* **Task to complete**
Your answer should consist of every line from the records that holds the string "image".

*** Opening of Records for processing ***

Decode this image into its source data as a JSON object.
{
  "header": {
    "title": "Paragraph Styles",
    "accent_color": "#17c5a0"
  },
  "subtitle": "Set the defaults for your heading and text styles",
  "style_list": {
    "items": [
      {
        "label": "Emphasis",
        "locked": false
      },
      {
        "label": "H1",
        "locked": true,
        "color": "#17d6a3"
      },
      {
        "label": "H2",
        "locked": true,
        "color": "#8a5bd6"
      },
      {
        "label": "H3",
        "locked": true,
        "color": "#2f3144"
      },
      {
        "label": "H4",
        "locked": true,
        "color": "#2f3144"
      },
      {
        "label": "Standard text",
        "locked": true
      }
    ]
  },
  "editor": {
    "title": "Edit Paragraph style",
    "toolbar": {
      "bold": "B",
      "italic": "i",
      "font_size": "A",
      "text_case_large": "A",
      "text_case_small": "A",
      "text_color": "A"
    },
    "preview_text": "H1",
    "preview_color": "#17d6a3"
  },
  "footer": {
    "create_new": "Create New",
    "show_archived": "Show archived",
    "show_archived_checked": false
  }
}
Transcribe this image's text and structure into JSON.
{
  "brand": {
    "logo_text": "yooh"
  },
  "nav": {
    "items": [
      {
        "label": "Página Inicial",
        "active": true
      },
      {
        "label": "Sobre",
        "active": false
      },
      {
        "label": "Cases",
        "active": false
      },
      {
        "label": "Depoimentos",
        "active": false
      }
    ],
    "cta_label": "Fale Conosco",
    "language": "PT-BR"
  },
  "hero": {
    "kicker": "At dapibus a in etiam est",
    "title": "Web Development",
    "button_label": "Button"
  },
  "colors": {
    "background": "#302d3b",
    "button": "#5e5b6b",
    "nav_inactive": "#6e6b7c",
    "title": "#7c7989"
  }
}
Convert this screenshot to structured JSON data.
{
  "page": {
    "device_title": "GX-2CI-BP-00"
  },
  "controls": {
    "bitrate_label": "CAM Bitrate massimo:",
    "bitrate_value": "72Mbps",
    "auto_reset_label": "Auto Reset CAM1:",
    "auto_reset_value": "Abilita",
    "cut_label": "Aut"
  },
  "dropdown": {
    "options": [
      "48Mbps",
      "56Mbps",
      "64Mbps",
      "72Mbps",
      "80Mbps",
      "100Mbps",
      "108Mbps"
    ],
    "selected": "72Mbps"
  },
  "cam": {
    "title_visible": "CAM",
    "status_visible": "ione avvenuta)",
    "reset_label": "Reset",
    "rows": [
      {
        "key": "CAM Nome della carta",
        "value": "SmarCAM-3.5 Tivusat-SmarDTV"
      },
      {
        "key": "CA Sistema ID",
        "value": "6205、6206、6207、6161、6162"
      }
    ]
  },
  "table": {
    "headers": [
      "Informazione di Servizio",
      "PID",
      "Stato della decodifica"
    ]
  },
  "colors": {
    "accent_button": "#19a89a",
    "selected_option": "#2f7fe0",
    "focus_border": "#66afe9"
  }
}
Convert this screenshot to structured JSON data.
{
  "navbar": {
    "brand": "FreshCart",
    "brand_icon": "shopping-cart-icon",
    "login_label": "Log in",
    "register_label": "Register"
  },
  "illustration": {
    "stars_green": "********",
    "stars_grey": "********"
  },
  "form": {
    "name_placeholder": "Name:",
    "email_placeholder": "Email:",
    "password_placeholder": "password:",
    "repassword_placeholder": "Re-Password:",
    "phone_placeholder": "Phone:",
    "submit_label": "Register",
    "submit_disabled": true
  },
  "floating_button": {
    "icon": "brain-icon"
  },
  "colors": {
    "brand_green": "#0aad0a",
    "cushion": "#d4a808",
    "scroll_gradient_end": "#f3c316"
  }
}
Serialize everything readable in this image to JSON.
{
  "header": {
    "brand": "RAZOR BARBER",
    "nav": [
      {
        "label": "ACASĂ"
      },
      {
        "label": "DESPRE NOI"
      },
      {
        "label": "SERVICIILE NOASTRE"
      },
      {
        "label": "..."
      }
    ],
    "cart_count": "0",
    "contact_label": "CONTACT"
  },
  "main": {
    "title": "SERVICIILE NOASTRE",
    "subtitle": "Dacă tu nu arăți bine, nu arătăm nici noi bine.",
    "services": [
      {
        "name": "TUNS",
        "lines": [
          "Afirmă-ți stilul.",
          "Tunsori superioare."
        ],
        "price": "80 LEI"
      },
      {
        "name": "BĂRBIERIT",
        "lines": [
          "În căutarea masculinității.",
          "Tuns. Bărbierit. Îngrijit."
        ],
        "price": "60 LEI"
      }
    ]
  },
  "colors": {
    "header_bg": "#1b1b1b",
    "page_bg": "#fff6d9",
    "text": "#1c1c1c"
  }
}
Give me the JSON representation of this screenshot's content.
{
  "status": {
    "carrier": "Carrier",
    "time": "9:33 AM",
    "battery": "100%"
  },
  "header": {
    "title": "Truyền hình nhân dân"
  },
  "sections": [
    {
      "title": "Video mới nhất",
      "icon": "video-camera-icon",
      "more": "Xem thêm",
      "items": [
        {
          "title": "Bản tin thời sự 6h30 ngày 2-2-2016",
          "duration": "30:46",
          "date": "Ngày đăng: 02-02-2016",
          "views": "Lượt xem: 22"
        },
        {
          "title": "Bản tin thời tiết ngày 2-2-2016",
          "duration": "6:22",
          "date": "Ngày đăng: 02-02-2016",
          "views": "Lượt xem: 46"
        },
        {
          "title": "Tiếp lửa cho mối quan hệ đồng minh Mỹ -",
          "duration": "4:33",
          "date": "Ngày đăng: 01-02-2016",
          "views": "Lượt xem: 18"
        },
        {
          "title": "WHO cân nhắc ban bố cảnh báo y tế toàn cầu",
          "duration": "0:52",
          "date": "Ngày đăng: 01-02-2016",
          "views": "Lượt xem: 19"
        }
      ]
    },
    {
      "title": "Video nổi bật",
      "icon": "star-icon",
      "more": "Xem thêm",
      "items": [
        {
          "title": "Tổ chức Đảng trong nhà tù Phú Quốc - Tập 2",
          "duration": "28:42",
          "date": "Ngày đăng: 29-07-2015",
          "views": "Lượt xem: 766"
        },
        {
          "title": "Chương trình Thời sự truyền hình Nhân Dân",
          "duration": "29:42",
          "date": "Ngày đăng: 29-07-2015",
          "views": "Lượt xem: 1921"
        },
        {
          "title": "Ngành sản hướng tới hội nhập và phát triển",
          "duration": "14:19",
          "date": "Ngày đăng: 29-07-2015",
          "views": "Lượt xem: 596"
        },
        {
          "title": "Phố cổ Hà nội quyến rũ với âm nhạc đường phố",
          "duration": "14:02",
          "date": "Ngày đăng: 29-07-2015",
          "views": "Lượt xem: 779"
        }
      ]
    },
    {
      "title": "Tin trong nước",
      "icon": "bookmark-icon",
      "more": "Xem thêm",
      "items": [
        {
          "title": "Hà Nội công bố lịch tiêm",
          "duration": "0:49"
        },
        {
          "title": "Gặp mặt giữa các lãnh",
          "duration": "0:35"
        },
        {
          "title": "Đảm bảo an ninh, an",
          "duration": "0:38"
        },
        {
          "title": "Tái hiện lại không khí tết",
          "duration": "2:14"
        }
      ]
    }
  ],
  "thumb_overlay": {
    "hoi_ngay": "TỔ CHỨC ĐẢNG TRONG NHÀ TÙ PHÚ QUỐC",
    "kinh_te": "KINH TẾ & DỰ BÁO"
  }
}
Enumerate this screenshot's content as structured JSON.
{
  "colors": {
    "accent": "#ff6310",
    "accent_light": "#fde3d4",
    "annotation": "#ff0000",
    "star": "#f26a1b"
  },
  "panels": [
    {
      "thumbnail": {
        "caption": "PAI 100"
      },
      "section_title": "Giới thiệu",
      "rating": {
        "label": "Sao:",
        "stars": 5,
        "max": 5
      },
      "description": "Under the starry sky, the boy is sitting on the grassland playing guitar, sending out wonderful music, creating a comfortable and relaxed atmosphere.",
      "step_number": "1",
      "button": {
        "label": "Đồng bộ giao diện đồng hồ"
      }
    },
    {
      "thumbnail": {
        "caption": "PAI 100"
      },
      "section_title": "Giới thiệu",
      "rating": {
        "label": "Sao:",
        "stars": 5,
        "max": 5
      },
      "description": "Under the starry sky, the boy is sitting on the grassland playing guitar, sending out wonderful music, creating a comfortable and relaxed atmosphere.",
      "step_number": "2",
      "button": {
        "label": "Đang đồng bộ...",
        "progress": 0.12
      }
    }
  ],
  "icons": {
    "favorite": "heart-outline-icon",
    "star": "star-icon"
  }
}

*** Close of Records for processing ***

* **Exercise solution**
Decode this image into its source data as a JSON object.
Transcribe this image's text and structure into JSON.
Serialize everything readable in this image to JSON.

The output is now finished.